From the entries, copy every line that carries the string "JSON".

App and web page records

↓

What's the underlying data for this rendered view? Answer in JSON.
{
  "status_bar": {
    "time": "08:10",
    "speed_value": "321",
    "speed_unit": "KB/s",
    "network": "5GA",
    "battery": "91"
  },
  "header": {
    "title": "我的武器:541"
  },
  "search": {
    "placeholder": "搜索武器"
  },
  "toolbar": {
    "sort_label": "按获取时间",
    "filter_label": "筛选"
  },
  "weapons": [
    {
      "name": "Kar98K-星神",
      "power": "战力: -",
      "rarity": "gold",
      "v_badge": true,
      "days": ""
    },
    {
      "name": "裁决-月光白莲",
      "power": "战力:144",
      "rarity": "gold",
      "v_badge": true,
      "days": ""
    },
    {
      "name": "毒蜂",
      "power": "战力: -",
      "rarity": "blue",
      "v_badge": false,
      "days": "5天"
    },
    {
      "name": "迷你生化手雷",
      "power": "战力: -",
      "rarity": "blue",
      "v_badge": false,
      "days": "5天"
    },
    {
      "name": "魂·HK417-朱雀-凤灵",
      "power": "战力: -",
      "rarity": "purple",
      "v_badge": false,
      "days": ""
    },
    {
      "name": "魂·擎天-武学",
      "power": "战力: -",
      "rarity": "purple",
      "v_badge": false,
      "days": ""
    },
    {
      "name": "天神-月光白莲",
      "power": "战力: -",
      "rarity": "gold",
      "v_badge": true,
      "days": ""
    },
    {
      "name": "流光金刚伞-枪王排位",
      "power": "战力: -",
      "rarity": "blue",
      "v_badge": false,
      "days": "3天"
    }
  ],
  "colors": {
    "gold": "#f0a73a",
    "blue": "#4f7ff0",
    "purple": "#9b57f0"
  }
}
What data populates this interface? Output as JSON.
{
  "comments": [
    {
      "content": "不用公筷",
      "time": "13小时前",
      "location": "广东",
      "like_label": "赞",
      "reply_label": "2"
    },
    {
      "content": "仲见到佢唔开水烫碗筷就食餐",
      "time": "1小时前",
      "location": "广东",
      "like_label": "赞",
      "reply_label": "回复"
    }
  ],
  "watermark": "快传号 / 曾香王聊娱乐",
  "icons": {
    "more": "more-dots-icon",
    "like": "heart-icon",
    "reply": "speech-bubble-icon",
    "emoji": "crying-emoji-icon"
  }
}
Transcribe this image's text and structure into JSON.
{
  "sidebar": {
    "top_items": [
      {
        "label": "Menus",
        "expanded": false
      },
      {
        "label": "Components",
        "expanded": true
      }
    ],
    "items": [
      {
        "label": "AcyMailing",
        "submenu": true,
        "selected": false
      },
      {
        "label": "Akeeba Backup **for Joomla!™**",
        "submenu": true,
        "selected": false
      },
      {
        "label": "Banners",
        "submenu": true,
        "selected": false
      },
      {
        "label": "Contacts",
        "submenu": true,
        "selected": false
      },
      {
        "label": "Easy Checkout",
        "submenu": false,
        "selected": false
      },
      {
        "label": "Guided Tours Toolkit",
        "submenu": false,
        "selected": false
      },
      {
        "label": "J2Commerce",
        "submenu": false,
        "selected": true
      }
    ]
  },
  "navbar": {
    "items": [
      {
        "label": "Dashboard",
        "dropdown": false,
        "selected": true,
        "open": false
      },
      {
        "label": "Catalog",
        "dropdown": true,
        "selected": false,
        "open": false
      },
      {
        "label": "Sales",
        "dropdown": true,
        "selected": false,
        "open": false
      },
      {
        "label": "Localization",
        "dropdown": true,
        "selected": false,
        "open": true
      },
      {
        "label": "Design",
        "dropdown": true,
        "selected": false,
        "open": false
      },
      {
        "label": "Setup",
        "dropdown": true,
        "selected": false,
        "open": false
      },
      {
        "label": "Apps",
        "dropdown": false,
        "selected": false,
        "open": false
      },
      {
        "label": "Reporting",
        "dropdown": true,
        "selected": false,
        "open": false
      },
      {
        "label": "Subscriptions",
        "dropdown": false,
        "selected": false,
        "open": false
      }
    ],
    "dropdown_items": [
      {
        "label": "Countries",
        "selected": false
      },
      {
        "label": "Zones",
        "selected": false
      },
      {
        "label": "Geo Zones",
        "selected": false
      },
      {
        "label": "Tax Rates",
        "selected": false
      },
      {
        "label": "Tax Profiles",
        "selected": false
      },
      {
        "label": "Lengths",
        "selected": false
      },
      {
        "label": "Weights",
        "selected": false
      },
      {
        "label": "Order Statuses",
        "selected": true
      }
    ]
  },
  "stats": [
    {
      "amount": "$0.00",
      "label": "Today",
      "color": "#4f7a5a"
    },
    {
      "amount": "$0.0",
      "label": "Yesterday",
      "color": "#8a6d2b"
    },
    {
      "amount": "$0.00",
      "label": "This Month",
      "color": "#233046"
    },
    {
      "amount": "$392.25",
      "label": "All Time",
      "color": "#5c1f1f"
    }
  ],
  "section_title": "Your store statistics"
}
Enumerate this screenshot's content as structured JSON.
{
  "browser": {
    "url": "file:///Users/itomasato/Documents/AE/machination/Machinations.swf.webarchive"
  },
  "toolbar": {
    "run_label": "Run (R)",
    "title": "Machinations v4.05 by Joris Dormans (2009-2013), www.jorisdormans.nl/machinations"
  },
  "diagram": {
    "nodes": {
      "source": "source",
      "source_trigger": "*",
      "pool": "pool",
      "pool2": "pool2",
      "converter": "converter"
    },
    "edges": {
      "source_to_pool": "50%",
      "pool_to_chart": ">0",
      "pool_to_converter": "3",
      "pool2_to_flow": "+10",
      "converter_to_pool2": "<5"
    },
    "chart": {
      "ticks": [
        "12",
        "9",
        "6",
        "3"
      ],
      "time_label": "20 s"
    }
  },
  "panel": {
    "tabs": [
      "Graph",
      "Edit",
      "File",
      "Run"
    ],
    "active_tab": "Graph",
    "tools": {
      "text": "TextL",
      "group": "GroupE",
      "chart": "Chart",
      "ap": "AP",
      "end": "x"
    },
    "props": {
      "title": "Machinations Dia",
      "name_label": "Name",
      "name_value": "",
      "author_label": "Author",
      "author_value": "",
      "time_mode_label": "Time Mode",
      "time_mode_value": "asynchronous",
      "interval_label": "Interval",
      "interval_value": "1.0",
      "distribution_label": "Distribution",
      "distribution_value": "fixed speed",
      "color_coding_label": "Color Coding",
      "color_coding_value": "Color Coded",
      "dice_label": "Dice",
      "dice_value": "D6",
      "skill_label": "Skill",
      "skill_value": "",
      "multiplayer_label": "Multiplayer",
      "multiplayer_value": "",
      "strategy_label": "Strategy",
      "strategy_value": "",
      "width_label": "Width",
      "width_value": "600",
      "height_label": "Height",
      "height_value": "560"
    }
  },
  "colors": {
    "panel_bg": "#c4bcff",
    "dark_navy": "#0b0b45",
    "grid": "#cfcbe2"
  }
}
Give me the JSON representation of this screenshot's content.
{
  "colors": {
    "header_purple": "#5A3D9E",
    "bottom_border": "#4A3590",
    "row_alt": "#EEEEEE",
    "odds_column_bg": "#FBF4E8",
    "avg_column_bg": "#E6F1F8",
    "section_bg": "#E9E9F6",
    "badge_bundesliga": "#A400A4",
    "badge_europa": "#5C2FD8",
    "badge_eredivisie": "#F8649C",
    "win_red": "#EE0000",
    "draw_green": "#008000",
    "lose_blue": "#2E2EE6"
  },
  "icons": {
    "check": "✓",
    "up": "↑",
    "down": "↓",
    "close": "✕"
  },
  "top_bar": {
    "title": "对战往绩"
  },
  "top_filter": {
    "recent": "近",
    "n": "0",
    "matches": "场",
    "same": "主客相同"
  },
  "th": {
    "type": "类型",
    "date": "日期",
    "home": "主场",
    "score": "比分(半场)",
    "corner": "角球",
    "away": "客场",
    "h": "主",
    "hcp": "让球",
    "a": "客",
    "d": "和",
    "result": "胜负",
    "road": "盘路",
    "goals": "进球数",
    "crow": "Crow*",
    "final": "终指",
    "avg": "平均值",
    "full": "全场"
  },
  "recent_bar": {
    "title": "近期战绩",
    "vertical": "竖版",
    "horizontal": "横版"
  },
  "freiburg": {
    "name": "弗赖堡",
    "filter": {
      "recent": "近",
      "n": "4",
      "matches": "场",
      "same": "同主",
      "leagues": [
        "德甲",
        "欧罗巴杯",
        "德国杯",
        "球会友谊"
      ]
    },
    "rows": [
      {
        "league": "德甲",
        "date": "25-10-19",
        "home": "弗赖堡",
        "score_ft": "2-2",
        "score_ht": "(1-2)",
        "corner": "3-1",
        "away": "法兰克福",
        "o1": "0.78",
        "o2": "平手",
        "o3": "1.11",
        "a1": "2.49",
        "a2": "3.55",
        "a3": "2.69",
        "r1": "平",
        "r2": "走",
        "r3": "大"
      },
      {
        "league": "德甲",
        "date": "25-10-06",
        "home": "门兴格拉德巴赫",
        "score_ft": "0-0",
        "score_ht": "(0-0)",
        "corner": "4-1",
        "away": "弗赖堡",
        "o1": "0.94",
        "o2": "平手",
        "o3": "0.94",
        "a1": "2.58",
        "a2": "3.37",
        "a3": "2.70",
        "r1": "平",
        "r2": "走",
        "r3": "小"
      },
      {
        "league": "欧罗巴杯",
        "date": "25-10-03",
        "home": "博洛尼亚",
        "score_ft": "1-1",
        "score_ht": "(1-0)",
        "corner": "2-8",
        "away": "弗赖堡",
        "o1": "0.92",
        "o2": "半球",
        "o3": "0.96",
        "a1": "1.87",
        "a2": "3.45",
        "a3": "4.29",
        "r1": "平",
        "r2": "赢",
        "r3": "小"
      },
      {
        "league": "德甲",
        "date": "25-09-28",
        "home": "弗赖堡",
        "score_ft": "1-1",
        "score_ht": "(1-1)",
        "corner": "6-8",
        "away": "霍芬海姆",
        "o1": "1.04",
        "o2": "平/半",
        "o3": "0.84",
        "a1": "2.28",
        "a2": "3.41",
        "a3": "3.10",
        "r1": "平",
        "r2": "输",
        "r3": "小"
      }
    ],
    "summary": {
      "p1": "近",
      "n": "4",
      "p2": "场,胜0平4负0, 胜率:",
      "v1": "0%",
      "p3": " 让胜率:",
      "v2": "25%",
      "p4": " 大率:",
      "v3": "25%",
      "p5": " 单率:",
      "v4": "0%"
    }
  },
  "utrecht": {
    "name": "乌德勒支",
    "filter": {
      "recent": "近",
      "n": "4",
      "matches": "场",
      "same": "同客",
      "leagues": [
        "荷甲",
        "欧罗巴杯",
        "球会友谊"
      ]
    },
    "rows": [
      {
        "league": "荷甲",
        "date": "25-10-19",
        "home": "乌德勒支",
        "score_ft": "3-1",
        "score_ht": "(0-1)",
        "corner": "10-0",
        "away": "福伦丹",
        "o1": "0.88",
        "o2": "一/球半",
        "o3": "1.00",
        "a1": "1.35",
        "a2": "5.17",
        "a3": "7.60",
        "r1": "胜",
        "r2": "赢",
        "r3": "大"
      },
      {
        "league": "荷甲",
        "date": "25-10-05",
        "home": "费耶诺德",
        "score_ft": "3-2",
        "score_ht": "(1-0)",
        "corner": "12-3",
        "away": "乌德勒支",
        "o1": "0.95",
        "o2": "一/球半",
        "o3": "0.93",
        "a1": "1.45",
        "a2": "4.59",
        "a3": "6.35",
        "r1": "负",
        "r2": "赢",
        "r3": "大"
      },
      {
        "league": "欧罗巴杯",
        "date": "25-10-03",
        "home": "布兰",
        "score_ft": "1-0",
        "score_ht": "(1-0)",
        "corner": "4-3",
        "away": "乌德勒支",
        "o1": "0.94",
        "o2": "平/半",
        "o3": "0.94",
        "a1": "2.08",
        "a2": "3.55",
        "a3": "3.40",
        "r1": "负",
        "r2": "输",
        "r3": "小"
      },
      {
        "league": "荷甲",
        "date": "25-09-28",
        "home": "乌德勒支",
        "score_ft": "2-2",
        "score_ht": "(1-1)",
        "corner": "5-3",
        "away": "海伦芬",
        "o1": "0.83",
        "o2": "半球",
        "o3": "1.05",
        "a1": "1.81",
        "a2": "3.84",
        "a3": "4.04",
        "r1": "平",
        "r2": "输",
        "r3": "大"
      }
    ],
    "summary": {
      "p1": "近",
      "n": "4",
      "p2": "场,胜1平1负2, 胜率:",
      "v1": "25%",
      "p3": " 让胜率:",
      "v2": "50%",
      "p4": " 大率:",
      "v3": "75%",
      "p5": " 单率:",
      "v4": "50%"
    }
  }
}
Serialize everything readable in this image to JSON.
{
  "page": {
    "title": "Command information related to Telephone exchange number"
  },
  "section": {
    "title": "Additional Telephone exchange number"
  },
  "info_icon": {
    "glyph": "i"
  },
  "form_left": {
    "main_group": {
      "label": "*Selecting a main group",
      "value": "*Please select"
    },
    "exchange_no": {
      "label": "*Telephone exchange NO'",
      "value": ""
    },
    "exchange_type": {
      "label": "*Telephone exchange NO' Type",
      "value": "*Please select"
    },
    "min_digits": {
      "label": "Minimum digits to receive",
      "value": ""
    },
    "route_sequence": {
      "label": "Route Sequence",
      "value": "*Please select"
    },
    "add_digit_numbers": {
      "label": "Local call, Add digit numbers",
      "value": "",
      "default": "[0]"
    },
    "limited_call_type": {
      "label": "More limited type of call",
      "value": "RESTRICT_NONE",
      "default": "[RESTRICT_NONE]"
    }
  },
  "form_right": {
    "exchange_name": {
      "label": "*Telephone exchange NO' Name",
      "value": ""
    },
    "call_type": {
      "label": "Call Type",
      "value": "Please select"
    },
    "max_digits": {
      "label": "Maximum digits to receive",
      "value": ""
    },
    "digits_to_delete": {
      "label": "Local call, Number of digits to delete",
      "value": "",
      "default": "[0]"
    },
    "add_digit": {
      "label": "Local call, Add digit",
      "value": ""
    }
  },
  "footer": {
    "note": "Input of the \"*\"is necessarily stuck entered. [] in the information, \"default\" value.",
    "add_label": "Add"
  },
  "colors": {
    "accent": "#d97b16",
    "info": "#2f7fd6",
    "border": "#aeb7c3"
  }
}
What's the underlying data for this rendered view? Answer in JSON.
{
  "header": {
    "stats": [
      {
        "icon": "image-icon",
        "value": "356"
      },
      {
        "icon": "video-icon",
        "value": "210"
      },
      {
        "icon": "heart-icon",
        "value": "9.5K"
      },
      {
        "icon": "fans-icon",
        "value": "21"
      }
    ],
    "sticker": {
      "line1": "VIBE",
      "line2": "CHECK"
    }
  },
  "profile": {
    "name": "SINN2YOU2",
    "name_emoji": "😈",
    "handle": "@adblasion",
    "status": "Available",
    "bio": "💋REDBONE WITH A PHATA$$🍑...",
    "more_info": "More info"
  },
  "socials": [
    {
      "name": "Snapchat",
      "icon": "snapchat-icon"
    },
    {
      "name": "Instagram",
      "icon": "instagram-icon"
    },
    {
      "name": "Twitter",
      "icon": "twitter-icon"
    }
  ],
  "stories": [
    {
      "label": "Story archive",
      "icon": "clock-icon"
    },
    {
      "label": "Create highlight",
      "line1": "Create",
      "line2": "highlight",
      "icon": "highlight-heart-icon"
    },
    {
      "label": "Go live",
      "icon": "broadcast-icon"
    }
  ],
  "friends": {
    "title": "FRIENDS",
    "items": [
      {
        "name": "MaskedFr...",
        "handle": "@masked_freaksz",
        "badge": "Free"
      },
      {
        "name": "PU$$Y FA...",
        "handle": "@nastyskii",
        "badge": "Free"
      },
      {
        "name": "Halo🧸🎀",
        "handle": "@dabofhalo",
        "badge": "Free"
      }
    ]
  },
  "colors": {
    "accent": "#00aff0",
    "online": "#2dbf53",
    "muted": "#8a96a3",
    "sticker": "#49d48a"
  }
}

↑

▶ **WRITTEN ANSWER**
What's the underlying data for this rendered view? Answer in JSON.
What data populates this interface? Output as JSON.
Transcribe this image's text and structure into JSON.
Enumerate this screenshot's content as structured JSON.
Give me the JSON representation of this screenshot's content.
Serialize everything readable in this image to JSON.
What's the underlying data for this rendered view? Answer in JSON.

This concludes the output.